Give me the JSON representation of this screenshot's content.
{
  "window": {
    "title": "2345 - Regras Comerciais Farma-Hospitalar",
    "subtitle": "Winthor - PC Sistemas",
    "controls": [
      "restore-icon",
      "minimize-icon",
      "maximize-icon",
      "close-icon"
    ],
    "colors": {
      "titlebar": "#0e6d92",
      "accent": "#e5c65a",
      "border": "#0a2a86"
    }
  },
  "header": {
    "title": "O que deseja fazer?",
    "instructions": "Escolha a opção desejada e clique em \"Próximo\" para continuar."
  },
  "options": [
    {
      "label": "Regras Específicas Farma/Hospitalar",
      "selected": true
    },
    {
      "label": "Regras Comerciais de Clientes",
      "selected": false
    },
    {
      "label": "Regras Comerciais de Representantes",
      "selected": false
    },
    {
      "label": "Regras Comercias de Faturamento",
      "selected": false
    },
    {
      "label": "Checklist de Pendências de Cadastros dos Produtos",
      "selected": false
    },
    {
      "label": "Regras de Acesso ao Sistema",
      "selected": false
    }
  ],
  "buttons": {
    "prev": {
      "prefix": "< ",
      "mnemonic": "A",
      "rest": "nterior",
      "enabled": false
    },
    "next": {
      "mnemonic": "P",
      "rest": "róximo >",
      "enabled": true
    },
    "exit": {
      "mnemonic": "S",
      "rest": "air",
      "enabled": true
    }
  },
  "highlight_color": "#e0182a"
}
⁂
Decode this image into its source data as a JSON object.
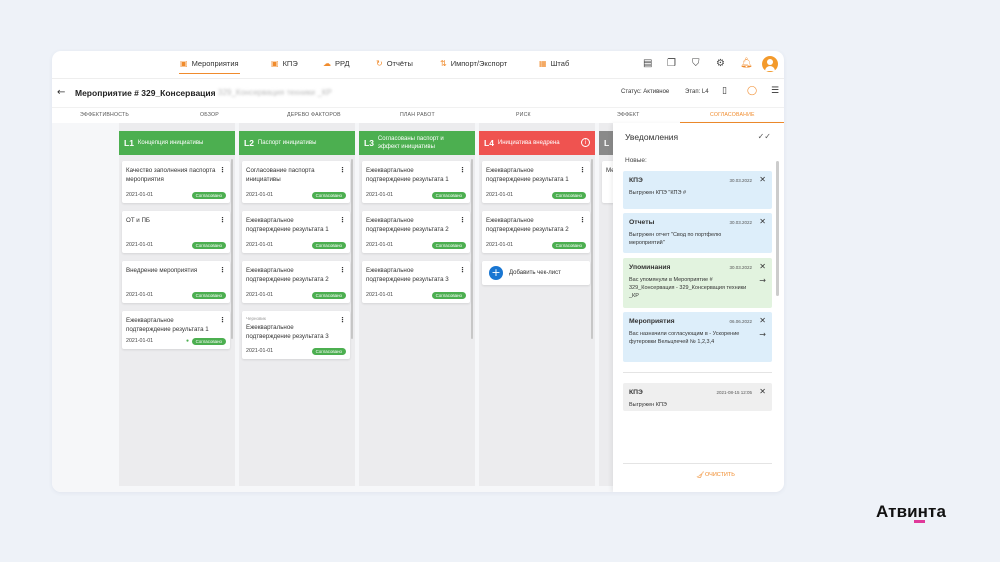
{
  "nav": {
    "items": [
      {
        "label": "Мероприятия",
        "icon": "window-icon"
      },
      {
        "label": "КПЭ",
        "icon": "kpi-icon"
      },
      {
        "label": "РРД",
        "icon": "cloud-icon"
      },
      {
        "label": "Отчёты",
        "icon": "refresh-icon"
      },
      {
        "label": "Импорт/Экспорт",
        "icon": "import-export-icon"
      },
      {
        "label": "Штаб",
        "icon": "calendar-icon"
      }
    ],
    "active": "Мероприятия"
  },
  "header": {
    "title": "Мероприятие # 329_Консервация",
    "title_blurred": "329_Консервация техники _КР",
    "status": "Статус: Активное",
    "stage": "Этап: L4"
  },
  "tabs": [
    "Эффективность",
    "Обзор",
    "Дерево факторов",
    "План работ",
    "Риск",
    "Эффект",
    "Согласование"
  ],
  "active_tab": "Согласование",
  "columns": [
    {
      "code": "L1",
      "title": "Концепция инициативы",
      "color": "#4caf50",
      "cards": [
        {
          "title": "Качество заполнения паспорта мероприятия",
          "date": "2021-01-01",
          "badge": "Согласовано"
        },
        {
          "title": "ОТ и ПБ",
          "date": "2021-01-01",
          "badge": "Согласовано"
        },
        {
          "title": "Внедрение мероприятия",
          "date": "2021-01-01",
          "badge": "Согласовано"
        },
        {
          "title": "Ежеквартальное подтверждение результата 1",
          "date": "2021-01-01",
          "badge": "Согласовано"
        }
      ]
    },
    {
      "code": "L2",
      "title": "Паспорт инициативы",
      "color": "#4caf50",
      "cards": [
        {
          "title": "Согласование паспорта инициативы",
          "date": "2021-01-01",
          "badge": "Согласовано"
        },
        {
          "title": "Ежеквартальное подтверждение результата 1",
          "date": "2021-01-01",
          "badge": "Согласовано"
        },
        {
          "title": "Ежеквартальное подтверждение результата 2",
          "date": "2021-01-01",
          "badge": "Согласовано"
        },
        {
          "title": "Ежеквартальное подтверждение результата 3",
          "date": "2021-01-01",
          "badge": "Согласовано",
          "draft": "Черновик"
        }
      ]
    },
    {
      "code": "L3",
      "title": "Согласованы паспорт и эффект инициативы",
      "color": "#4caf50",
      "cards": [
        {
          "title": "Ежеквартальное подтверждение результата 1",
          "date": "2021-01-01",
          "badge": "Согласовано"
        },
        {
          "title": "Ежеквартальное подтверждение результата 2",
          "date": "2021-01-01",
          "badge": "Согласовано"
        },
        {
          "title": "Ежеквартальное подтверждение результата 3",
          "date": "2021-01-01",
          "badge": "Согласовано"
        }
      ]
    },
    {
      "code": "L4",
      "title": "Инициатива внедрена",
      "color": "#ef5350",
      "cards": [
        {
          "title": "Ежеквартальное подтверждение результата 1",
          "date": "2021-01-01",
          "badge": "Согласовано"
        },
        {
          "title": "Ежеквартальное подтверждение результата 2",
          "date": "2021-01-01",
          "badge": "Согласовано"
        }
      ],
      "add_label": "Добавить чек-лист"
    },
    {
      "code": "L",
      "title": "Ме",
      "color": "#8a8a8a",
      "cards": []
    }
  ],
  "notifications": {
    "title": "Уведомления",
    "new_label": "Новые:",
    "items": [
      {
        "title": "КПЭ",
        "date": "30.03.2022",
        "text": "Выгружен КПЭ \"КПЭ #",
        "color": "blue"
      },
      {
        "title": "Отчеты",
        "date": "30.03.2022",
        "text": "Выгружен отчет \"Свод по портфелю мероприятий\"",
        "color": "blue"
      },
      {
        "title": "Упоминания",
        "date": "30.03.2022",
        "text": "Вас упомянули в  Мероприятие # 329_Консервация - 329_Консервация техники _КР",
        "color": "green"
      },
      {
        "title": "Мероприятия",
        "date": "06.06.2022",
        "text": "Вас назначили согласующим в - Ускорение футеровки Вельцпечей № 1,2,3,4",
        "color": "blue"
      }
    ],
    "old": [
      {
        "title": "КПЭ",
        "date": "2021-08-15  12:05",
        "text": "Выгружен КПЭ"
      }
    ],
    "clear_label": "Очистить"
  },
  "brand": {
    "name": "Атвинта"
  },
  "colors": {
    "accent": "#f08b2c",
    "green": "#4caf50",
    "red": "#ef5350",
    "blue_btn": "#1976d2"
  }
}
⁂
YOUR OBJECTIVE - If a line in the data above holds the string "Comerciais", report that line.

ANSWER SECTION -
    "title": "2345 - Regras Comerciais Farma-Hospitalar",
      "label": "Regras Comerciais de Clientes",
      "label": "Regras Comerciais de Representantes",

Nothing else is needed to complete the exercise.